  • The Court Characterized the plaintiff’s claim regarding voter fraud on pg. 12 of the decision, stating:  “To be sure, while Plaintiffs present this case as one about voter disenfranchisement due to purported vote dilution as a result of voter fraud; their claim of voter fraud is without any factual basis.” 
  • Continuing to say on pgs. 13-14:“Further, Plaintiffs’ overarching theory that having widespread mail-in votes makes the Nevada election more susceptible to voter fraud seems unlikely where the Plan essentially maintains the material safeguards to preserve election integrity.”
  • When discussing the relevancy of voter disenfranchisement, the court states on pg. 14 that “Defendants may equally claim that voters will be disenfranchised. For example, if the Plan is not implemented voters worried about risks to their health or unsure about how to obtain an absentee ballot may very well be discouraged from exercising the right to vote all together.”

Florida Mail-In Voter Fraud Probe – 2018

  • Complaints of voter fraud against the Democrats came at the end of the 2018 race for governor, U.S Senate, and other state positions.

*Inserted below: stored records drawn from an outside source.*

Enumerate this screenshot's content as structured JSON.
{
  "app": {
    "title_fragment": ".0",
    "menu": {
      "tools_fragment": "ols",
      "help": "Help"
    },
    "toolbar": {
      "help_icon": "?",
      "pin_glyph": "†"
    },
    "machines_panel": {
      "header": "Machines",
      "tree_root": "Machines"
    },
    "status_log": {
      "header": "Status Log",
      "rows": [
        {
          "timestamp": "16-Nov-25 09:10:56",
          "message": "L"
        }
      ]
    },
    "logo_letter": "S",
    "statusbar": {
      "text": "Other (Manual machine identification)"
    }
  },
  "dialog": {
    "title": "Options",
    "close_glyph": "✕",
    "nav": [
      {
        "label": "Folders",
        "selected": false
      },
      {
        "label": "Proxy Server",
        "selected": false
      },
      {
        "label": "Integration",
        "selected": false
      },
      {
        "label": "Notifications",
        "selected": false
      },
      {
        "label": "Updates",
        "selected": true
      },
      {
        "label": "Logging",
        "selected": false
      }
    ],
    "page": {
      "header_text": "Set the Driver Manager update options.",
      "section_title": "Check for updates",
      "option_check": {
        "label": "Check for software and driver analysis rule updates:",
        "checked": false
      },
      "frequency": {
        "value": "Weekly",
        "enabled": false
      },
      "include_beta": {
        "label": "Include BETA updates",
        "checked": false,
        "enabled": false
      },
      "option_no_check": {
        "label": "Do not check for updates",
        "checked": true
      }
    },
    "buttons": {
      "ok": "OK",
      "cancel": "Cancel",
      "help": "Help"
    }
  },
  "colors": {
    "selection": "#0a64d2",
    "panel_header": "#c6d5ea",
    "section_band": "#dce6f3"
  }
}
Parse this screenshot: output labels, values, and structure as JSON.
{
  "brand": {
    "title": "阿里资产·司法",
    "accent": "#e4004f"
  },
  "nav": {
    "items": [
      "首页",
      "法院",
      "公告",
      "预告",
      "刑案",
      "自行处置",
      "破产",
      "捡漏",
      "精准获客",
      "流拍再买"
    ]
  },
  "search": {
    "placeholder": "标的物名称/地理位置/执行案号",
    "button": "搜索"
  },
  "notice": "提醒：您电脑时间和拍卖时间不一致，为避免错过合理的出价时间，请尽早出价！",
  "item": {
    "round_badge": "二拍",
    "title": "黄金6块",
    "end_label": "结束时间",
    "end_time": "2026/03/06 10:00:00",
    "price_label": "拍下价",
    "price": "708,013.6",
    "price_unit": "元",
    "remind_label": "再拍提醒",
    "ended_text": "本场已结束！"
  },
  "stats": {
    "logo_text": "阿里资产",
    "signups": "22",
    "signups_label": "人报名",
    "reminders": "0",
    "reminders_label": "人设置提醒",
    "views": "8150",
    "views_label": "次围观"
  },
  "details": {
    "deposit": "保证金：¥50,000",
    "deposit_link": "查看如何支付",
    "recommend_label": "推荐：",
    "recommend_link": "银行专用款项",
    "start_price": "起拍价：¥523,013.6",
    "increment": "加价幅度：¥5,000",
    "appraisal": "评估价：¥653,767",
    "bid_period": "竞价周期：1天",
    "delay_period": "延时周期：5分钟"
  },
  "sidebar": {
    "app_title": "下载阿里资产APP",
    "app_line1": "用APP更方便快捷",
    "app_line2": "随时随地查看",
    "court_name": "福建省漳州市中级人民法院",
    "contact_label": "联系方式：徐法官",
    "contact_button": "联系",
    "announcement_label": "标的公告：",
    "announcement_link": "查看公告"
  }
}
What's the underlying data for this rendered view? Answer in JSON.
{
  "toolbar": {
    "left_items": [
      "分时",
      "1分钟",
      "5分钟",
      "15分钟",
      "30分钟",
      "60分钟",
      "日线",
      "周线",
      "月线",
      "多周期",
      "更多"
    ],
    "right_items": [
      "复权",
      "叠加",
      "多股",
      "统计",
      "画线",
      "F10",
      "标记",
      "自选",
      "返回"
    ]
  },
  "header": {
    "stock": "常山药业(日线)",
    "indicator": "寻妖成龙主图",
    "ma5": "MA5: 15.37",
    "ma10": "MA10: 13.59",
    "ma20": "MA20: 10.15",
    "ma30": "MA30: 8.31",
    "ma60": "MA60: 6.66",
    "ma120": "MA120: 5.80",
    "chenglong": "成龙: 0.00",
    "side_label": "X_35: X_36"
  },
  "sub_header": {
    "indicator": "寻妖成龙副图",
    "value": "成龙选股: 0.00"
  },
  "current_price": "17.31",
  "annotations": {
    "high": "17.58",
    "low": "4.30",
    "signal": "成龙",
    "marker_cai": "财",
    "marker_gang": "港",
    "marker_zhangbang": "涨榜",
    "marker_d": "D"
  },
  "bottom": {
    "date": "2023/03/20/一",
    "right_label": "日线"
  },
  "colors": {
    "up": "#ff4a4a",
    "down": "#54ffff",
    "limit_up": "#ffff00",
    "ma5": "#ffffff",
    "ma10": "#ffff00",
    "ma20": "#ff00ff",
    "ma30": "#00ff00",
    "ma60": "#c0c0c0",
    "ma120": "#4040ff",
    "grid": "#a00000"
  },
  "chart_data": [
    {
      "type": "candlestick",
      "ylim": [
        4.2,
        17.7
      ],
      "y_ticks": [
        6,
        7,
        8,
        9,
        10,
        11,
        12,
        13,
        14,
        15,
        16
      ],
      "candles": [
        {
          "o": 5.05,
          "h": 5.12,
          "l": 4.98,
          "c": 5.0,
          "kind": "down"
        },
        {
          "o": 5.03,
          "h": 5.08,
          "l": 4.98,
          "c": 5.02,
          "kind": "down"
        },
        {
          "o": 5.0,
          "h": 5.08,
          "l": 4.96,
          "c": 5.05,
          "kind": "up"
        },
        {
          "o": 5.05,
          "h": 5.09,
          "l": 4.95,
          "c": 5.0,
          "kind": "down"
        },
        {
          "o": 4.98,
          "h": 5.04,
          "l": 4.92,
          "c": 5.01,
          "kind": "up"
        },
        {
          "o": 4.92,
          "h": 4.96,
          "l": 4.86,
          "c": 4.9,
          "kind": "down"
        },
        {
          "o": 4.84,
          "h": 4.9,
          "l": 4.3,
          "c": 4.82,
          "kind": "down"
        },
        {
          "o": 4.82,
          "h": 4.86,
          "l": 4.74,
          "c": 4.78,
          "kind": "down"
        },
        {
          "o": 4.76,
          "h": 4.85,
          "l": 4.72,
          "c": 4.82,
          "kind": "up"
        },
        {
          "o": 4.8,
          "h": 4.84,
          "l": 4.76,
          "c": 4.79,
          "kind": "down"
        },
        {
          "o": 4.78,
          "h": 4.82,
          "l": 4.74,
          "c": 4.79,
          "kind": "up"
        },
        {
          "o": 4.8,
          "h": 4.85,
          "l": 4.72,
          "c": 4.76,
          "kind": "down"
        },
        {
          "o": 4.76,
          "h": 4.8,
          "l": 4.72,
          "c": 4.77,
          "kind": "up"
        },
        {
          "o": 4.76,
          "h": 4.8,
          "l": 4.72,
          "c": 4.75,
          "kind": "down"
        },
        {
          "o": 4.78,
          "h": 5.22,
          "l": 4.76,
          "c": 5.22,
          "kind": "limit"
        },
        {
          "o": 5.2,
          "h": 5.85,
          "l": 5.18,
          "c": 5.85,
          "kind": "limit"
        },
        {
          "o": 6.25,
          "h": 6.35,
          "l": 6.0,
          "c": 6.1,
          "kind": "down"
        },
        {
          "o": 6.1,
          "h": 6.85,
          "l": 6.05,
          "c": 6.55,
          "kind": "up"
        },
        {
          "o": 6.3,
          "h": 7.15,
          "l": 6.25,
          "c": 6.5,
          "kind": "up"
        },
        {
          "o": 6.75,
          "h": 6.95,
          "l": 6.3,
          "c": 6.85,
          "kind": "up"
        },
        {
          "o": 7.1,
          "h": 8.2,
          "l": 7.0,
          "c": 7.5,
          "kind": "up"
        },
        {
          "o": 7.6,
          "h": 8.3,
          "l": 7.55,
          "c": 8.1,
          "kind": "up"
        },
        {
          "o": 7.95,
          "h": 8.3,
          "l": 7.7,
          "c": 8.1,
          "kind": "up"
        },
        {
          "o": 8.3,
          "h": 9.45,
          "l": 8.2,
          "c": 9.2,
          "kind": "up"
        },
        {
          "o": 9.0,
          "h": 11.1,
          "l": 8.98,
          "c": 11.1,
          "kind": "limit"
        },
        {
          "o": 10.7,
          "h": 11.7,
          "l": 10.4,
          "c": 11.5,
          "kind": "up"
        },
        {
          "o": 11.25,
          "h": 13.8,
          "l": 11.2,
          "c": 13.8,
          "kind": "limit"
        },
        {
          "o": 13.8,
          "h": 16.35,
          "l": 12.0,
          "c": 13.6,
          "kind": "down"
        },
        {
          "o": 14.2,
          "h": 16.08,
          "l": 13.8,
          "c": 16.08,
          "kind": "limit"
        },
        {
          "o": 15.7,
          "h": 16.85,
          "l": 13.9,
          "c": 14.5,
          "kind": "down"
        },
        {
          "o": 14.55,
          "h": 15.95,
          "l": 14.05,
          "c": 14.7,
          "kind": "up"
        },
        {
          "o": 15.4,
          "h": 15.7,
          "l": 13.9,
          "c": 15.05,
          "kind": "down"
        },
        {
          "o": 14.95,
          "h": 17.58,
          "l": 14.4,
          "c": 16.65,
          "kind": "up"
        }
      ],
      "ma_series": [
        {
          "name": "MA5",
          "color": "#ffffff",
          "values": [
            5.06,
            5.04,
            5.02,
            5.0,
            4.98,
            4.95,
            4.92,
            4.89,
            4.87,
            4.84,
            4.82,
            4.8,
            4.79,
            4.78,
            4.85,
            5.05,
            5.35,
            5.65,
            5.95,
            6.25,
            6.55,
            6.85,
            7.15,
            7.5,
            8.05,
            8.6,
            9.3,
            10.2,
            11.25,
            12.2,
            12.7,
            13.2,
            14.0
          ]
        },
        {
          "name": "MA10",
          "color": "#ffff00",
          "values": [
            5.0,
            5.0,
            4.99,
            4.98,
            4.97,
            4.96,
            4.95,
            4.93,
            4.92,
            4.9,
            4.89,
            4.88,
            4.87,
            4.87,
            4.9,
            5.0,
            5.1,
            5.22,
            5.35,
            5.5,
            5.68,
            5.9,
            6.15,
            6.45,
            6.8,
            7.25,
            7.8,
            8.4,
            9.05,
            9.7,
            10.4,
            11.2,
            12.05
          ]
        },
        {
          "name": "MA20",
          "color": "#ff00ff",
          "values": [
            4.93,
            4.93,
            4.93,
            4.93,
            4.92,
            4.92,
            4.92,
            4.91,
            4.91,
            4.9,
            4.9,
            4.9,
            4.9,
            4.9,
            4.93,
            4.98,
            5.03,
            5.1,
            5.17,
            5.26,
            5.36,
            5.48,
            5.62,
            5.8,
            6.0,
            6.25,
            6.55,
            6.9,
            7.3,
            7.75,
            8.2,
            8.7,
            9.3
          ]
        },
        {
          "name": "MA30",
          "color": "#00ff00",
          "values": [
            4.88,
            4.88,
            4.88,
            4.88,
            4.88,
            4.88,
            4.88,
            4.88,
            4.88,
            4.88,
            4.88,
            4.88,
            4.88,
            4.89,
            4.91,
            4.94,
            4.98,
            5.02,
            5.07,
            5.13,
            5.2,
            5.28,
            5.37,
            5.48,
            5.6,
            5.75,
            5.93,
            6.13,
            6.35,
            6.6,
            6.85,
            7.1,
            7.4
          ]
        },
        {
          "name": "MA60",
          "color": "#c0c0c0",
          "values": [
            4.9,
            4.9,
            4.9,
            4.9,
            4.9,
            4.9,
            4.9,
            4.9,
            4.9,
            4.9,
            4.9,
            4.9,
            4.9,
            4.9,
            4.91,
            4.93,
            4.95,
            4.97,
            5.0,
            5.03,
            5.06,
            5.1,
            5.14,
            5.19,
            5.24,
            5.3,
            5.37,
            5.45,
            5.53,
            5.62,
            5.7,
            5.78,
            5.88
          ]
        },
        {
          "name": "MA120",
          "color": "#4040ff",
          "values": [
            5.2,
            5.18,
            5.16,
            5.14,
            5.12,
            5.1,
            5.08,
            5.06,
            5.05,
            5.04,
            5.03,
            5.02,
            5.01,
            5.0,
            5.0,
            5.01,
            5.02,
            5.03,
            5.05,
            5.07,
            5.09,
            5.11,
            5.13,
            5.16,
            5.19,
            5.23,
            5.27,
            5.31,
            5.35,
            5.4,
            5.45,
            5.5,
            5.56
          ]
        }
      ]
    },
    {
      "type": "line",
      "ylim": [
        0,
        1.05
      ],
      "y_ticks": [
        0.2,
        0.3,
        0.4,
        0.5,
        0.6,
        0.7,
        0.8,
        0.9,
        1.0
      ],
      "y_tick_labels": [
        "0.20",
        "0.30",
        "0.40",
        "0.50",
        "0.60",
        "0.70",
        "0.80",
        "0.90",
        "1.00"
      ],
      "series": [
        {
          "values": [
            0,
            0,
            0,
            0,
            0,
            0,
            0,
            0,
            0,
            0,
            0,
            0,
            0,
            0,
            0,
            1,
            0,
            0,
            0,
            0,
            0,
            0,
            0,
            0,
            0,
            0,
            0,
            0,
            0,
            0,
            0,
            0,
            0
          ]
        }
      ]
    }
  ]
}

This led to a recount and an investigation.
  • State law-enforcement officials found “no evidence of fraudulent intent” by the Florida Democratic Party after an investigation into alleged vote-by-mail fraud that supposedly occurred at the end of the 2018 election cycle.
  • The investigation lasted over a year.

Justice Department – 2002-2007

  • During the Bush administration, the Justice Department lead a concerted effort to identify instances of and prevent voter fraud. After 5 years of doing so, as reported by the NY Times, 120 people were charged with about 86 people convicted of some degree of offence.
  • The number of complaints did not go up during this period, but they were simply pursued more aggressively by political appointees, as opposed to career Justice Department lawyers.
  • Based on a review of court documents, the vast majority of those who were charged are individuals who mistakenly filled out registration forms, or misunderstood eligibility rules.
  • An assistant United States attorney in Milwaukee stated that there was no “concerted effort to tilt the election”.